You’ve just got to love Kim Rice Smith.
At least that’s the conclusion of the committee that has been choosing the annual recipient of the I Love That Lady award since 2010.
Smith won the honor — and a $5,000 check for her charity — during an awards dinner Thursday evening at the Riverfront Convention Center in New Bern for her work with a disadvantaged youth lunch program.
Smith’s selection was announced by a video that included comments from several of her friends and coworkers praising her.
Accepting the award, Smith said she was completely surprised.
“I feel like I have a lot of really sneaky friends,” she told the crowd of about 230 women gathered for the event.
Smith coordinates The Summer Cafe program that is run out of her home church, Cherry Point United Methodist in Havelock. In the past, the program involved putting together lunches for students in the area during the summer months. Those students helped are generally the ones who qualify for free and reduced lunches during the school year.
“We have at least a hundred kids,” she said of the program. “They hang around. They play air hockey in the fellowship hall. I like the relationship because you get to know the kids.”
At the request of the local schools, Smith — who is on the Craven County Board of Education — is to begin serving on weekends as well. Before winning the award, she didin’t know how she would do it.
“We operate completely on donations and we’re a really small church,” said Smith, a Havelock High graduate. “I had prayed about it and went to food programs about it to see if we could partner on it.” In fact, she added, “I didn’t know if we could do it for another year at all. God really blesses.”
“I don’t like recognition,” she said, “But I appreciate the check. We operate on a shoestring budget.”

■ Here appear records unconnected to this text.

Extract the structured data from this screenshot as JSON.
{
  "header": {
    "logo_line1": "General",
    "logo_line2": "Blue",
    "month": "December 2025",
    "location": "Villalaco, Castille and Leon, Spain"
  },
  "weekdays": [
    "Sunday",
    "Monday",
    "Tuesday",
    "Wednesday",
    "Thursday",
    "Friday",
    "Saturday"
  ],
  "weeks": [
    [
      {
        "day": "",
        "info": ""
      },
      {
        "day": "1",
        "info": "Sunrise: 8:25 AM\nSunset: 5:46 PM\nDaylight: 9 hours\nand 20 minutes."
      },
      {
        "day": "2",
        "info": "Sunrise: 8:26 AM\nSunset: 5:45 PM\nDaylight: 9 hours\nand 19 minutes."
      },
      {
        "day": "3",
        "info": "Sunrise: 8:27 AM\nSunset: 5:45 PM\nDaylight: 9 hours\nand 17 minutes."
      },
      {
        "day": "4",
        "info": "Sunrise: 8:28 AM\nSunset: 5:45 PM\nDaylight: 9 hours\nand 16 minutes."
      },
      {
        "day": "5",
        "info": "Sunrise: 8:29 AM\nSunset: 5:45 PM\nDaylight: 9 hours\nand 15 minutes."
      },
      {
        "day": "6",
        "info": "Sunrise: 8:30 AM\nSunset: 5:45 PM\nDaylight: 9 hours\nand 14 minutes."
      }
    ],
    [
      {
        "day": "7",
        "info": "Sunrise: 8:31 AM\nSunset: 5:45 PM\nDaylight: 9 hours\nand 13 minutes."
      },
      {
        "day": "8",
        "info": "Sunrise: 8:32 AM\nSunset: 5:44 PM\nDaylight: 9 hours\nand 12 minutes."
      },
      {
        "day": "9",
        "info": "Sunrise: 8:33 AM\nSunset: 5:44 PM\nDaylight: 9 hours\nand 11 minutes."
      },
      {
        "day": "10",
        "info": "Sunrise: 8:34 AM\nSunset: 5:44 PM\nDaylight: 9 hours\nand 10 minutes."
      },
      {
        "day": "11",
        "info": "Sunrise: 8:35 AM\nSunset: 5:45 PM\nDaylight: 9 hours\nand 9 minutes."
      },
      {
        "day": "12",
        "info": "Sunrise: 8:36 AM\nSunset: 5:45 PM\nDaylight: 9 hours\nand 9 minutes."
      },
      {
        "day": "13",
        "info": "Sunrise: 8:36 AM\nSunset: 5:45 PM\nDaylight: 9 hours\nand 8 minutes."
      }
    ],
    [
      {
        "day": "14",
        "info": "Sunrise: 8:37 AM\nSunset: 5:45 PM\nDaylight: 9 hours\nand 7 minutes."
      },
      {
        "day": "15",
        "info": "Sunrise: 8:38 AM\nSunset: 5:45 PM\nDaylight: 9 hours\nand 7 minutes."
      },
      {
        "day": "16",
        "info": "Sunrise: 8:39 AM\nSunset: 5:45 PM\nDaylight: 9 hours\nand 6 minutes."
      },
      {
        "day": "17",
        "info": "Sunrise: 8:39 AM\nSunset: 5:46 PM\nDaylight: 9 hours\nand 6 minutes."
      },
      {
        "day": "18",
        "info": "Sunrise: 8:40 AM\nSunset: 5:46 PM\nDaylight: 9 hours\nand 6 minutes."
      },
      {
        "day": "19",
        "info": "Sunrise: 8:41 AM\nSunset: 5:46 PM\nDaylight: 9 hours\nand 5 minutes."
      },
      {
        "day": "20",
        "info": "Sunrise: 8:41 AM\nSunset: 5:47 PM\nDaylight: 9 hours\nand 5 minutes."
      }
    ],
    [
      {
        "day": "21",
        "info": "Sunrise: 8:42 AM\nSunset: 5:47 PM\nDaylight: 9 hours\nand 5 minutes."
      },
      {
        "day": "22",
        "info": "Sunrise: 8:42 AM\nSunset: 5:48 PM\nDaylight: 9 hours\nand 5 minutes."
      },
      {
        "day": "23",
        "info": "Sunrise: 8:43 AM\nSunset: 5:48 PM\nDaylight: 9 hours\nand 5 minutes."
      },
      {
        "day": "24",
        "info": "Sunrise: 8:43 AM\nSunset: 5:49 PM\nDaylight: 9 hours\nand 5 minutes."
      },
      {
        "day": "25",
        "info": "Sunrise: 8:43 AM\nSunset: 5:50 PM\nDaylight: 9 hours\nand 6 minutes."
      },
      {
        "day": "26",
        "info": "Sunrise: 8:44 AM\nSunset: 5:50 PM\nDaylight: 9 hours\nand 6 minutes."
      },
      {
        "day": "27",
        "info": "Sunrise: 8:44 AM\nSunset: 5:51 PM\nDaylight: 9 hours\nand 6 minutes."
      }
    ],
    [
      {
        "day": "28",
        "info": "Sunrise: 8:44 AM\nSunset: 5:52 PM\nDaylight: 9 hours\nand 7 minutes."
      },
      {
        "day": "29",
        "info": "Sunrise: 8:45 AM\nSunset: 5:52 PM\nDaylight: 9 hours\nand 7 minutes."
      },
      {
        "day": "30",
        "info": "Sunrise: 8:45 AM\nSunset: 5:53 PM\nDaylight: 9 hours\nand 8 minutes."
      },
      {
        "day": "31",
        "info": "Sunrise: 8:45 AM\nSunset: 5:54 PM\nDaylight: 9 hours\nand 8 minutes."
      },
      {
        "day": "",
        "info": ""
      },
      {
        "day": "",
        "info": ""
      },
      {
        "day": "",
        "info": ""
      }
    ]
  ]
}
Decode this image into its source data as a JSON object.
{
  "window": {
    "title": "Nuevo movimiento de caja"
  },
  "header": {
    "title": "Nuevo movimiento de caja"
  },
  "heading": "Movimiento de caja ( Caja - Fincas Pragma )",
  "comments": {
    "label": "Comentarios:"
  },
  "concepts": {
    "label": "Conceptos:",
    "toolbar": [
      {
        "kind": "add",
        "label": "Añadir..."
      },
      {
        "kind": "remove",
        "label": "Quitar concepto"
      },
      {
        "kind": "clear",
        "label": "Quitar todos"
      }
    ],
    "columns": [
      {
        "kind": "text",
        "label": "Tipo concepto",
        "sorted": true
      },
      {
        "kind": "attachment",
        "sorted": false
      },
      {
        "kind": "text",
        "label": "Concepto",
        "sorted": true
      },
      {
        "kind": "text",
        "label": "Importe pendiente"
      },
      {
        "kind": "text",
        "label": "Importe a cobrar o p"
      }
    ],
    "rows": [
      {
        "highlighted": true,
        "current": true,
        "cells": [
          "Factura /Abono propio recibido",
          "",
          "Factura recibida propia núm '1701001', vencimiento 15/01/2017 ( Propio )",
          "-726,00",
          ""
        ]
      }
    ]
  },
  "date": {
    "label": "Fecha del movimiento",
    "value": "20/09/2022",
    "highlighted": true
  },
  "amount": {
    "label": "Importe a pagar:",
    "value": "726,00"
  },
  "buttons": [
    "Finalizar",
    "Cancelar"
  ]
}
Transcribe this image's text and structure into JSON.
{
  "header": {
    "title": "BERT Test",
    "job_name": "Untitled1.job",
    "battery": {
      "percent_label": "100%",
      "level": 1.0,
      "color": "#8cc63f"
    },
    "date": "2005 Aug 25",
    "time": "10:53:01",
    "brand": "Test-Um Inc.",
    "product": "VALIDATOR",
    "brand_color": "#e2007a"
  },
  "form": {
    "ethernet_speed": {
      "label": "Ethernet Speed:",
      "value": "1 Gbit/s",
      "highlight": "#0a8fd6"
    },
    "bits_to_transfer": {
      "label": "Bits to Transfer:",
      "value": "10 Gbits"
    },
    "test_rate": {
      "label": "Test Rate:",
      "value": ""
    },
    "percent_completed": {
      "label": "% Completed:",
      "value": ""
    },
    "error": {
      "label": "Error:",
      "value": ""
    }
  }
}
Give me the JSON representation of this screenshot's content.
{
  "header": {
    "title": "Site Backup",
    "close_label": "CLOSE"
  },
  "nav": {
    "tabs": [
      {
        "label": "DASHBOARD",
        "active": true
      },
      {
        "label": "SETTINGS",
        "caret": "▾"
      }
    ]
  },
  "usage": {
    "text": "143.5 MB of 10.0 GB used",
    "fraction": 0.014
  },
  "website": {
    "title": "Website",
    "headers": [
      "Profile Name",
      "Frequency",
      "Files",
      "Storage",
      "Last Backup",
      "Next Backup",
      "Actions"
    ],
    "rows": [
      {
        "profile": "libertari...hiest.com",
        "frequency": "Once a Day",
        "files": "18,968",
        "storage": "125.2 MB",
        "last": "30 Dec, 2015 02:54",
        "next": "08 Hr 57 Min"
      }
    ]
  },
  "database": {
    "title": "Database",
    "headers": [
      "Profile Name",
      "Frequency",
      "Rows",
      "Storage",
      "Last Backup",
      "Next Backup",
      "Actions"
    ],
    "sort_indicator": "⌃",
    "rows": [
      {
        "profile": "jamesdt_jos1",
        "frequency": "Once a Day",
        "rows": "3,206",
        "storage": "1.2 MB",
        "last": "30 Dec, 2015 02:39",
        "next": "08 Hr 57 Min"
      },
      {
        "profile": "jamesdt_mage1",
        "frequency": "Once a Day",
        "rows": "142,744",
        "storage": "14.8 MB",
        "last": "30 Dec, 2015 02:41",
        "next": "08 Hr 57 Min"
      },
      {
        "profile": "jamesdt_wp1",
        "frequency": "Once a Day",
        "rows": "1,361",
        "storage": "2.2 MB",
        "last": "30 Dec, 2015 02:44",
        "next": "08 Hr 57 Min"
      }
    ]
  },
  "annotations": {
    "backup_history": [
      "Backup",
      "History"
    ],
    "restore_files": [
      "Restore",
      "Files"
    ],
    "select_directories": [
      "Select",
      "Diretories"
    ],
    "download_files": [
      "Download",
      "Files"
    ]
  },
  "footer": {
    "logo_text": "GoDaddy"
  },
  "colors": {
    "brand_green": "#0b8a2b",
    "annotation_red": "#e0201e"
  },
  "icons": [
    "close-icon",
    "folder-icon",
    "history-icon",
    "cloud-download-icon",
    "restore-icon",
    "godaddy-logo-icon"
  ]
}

With the addition of $5,000 to the ministry, she said she hopes to have that weekend program up and running within the month.
Two other women were named as finalists for the evening: Dena Sierocki, founder of the Greenbriar Children’s Fund, and Kathy Petrichko, who is involved in numerous area charities. Both received checks for $1,000 to be donated to their choice of charities.
Stephanie Seymore emceed the night and told the audience that “this year’s selection process was the hardest one yet. We received several dozen nominations and they were all full of amazing women ... It required quite a bit of agonizing to come to some decisions. What we realized is that we are surrounded by amazing ladies in our community.”
The committee is already accepting nominations for next year’s “I Love That Lady” award.
“The whole concept [for the award] is that it’s a humanitarian effort,” Jane Maulucci, who is next year’s chairman, said.
Nominations in the past have come in a variety of forms.
“Some of them that were submitted, it was a dossier. You’d think they were going for the Nobel Prize,” she said. Other nominations were simple letters of description, “Look at what this lady is doing. It could be as simple as a handwritten note,” she said.
The winner never knows she has been selected until the prize is announced at the banquet. If the winner hasn’t happened to purchase a ticket for the night, Maulucci said, they have ways of getting them there. “It’s a girls’ night out,” she said. “We coerce people to come.”
The committee members are Kim Briele, Gay Price, Thea Kincaid, Amy Solter, Pinkie Moore, Laura Towarnicky, Holly Willis, Jane Maulucci, and Chrissy Hurst. Also helping out with this special fifth anniversary event were Peggy Barnes, Carol Brooks (last year’s winner) and Leigh Wilkinson.
Bill Hand is a reporter for the Sun Journal.